The move came in part after a lack of success selling software—including a failed effort at launching a digital music store named after its encryption technology, DigiBox.

But it also was the result of the fact that InterTrust had created patents so immaculate and well-considered that it would have been wrong not to sue—you don’t create a patent with 100 separate drawings to just put on the shelf, never to use again. And they seemed to know this going in. Of InterTrust founder Victor Shear, one former employee told Fortune: “He never let us forget that we were not ‘protecting music,’ but ‘developing the basis for a civil society in cyberspace.’”

And that civil society in cyberspace paid well. Just a few years after Microsoft agreed to a major antitrust settlement, it agreed to a major InterTrust settlement, with the DRM maker receiving a $440 million payday. The gamble worked.

Years later, InterTrust received a similar settlement from Apple, though it’s not all about litigation for the company.
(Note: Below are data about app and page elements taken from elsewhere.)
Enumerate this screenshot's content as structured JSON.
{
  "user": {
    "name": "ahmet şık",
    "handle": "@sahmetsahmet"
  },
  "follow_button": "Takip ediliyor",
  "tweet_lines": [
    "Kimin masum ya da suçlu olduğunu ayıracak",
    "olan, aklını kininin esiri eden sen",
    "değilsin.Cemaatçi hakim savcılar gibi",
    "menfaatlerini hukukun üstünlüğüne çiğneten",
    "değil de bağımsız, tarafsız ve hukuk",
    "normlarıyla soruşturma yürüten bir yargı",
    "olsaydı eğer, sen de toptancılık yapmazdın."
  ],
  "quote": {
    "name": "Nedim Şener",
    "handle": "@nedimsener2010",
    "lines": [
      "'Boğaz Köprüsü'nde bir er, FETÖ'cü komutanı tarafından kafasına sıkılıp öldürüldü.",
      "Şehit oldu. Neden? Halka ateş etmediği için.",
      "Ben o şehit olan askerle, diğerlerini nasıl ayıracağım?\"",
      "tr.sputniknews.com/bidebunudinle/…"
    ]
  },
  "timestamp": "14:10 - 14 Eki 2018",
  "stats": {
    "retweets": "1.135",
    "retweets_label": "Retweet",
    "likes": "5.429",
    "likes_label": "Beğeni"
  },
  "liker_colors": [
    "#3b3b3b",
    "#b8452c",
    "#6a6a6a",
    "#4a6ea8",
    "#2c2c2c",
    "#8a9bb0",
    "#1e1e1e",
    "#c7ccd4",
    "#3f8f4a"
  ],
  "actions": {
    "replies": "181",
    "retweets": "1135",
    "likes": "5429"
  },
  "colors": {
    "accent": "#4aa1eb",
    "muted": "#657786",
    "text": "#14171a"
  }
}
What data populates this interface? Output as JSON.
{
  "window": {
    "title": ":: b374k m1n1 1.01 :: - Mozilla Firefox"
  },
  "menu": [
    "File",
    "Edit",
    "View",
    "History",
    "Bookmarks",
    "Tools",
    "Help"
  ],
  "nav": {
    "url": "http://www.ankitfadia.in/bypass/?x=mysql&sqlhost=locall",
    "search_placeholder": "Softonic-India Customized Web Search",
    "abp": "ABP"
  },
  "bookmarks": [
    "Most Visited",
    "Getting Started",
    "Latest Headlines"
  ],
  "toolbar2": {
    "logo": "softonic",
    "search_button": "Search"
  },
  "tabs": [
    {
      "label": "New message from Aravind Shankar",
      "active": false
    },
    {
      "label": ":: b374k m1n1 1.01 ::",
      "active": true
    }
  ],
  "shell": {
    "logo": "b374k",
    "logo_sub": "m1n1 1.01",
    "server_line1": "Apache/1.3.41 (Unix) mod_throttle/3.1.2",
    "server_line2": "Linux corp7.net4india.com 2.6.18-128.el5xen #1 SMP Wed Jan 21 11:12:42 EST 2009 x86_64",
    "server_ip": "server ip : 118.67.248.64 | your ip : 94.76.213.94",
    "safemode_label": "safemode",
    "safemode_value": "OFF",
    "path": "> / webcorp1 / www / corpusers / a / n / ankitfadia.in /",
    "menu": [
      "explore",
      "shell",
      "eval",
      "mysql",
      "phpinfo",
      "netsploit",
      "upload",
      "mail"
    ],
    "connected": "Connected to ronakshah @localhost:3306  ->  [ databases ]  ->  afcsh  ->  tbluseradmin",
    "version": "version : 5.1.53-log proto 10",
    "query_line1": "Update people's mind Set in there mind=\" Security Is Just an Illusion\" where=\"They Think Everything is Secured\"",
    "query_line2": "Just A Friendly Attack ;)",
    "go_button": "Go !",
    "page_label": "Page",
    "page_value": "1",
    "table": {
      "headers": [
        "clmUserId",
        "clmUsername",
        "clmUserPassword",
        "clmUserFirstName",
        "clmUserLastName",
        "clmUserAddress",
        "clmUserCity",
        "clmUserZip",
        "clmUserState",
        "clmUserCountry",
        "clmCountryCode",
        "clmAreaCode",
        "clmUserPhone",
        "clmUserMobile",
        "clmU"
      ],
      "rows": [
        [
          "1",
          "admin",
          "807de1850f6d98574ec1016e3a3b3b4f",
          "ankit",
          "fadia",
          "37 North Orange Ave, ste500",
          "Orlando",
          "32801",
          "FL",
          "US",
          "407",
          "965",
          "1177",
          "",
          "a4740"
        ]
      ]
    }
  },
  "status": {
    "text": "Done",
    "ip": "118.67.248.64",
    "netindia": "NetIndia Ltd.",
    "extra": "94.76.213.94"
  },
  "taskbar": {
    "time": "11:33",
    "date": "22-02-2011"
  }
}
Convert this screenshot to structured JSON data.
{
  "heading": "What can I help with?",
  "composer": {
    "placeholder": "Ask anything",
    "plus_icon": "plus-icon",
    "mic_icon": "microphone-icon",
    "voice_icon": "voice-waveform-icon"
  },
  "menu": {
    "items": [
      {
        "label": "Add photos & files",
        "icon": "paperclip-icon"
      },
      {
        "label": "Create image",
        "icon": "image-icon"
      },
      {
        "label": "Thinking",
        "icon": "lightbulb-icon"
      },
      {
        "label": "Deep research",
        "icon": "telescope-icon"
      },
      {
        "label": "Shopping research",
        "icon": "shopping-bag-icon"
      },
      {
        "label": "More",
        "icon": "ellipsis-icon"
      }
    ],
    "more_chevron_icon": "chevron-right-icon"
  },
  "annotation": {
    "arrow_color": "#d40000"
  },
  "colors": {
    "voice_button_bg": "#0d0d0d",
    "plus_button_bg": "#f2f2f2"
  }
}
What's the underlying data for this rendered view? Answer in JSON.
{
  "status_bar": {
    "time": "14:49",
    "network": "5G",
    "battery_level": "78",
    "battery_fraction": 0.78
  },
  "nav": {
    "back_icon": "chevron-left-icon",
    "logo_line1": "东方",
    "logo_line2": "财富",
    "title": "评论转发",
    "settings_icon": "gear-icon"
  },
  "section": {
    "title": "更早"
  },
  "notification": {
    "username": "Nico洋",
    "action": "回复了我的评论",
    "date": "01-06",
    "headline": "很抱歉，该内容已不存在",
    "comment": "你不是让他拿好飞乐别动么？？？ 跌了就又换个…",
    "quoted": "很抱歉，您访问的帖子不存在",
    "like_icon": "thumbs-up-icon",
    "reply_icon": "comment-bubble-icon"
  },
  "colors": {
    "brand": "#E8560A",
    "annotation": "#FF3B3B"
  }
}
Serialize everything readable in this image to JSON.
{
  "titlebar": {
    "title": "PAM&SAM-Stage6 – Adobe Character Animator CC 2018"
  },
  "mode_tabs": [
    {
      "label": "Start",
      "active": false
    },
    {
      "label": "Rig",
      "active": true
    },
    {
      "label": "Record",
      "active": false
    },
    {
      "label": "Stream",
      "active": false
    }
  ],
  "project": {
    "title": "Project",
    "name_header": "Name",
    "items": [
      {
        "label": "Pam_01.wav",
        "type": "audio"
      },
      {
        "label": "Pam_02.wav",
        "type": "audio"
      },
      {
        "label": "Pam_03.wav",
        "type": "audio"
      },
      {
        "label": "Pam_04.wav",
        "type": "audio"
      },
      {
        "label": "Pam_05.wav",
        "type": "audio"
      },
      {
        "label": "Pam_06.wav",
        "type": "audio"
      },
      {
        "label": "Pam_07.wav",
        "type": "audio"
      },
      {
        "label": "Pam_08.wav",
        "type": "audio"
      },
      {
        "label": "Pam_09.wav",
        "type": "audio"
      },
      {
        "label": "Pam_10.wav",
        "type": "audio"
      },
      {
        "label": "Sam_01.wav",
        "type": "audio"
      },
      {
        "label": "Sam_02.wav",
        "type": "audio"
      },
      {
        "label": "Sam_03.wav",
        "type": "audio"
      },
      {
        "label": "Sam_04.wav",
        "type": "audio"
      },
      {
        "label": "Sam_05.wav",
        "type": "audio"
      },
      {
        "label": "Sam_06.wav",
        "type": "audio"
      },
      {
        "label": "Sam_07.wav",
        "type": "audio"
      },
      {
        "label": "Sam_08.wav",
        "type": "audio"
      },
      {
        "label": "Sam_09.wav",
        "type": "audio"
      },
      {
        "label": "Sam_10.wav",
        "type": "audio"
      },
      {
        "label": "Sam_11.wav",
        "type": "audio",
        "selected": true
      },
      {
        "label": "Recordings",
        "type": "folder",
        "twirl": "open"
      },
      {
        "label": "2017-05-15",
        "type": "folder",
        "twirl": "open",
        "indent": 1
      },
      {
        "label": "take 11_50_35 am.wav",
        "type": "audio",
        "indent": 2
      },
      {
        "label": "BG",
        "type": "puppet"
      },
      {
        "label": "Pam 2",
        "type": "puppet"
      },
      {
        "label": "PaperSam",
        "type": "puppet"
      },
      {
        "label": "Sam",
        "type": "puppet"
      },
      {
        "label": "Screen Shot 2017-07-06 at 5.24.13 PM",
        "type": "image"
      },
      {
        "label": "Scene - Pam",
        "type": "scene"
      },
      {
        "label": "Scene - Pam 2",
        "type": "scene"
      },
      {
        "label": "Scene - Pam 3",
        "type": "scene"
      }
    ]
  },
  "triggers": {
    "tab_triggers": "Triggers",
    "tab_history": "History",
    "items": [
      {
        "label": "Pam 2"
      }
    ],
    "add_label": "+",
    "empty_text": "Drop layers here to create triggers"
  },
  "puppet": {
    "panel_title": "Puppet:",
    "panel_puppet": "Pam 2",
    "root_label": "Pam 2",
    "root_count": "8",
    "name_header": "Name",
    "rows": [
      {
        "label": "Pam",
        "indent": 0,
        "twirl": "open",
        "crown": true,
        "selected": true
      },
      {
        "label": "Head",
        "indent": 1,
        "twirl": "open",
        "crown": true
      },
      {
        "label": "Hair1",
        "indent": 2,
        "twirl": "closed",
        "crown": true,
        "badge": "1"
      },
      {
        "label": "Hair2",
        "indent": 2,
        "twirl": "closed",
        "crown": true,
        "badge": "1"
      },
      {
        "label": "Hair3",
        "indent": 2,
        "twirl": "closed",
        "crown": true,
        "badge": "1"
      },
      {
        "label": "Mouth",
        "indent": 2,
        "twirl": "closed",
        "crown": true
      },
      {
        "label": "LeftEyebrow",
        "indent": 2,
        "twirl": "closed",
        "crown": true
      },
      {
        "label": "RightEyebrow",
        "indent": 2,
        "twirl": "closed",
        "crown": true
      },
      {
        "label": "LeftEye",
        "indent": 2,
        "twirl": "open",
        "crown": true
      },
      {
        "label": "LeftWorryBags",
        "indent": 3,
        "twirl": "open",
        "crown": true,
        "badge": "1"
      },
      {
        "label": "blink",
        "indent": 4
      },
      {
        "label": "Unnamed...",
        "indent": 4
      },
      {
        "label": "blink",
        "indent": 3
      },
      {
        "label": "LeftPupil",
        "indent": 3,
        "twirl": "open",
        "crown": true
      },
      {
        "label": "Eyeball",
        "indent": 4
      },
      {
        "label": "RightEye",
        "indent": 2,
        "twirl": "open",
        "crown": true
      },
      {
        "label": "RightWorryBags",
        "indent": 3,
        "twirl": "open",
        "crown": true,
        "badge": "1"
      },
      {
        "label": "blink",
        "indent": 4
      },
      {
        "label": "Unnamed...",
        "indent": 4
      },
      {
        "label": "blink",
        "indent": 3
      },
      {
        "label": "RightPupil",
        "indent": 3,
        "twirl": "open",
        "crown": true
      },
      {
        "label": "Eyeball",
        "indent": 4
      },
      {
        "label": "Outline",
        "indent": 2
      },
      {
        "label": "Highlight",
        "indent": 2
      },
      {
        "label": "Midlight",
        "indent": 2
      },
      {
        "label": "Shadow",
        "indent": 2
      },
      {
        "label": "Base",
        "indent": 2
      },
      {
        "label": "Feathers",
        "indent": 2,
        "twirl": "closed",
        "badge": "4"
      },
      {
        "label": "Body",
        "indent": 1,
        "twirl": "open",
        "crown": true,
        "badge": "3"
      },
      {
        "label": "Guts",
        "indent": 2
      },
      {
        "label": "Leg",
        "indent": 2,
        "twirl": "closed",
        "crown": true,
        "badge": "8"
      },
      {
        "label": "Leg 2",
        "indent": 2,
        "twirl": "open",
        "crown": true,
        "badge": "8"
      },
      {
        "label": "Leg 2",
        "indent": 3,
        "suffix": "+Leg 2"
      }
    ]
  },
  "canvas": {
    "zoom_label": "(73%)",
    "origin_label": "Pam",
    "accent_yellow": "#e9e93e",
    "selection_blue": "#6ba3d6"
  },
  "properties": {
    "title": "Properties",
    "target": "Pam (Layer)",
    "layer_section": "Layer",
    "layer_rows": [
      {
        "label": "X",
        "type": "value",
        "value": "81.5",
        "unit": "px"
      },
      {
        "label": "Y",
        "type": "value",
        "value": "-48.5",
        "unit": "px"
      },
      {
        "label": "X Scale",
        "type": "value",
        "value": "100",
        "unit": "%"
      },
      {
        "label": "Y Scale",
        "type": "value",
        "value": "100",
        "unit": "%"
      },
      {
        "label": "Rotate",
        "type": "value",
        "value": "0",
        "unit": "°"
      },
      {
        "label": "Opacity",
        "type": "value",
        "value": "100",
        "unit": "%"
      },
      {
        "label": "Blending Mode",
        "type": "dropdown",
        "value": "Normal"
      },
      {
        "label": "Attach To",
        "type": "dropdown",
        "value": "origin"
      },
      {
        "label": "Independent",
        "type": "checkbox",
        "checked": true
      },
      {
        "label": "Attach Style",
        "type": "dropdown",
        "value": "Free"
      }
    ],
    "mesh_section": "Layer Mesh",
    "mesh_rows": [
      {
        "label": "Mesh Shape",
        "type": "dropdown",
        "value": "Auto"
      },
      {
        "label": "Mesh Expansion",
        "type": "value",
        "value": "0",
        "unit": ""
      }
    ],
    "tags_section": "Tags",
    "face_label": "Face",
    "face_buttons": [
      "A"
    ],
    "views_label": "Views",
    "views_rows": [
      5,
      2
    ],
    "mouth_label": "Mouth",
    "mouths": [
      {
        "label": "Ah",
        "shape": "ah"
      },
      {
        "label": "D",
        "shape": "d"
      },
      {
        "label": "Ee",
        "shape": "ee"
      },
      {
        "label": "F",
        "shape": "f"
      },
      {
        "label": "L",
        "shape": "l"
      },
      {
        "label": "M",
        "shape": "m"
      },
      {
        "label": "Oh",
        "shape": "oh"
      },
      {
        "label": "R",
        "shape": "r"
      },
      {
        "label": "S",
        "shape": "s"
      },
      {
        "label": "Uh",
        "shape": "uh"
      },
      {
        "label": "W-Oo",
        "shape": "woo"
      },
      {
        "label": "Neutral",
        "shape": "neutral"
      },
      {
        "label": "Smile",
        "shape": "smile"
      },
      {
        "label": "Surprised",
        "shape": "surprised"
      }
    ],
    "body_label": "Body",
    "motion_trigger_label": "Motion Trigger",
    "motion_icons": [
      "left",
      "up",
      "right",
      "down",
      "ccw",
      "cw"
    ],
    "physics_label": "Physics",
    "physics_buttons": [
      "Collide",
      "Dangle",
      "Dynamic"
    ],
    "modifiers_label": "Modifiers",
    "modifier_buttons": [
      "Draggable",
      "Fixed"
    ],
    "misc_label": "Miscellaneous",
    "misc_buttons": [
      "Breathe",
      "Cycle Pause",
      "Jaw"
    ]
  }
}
Earlier this year, they launched a partnership with Google called PatentShield to defend small startups against patent lawsuits.

While InterTrust’s approach has proven effective over the years, its best-known DRM competitor, ContentGuard, has had a bit less luck doing the same thing.

It was spun off from Xerox in 2000 at the behest of Microsoft, and the bones of the firm were eventually sold off to a trio of firms—Microsoft, Time Warner, and Thomson—and its technology helped lead the way for Microsoft to produce its own DRM, PlayReady. (It also helped the acquisition took place around the time MS settled with InterTrust.)

But in 2011, the company was sold to Pendrell, a firm that invests in valuable intellectual property.

ContentGuard actually makes new apps with its technology—it built a Snapchat clone in 2014, for example—but it’s better known these days for suing the pants off of companies with DRM interests, like Apple, Samsung, and Google.

Those lawsuits, taking place in the patent-lawsuit-friendly Eastern District of Texas, have not gone well, with courts often finding against ContentGuard.

It’s probably because they didn’t use as many patent drawings.

A decade ago, Apple CEO Steve Jobs famously put a puncture hole into the heart of digital rights management as a consumer platform.

In an essay titled “Thoughts on Music,” Jobs made the case against licensing his company’s FairPlay encryption software, which he noted would have to be hardened up significantly if it were sold to other vendors and made universal. He then made the case that nearly all music was already sold in a DRM-free format, using these old, outdated things called CDs.

“So if the music companies are selling over 90 percent of their music DRM-free, what benefits do they get from selling the remaining small percentage of their music encumbered with a DRM system? There appear to be none. If anything, the technical expertise and overhead required to create, operate and update a DRM system has limited the number of participants selling DRM protected music,” he wrote.

What’s fascinating about this document is that, 38 full years after IBM decided against what became DRM for its business software, Jobs made the case against it with much of the same kinds of thinking that his company’s onetime biggest competitor used: It hurts consumers who play fair far more than it hurts those who steal content; it was frustrating and inconvenient; and it required a large investment of time and money that could be better spent elsewhere.

It was a seed of an idea that proved far more effective than any software-based security system, closer in mindset to John Perry Barlow than Victor Shear.

In just a few years, Jobs’ arguments paved the way for a change in negotiating strategy, and effectively killed digital rights management for the music industry.

Of course, it only came back after Spotify became popular and killed the idea of ownership entirely.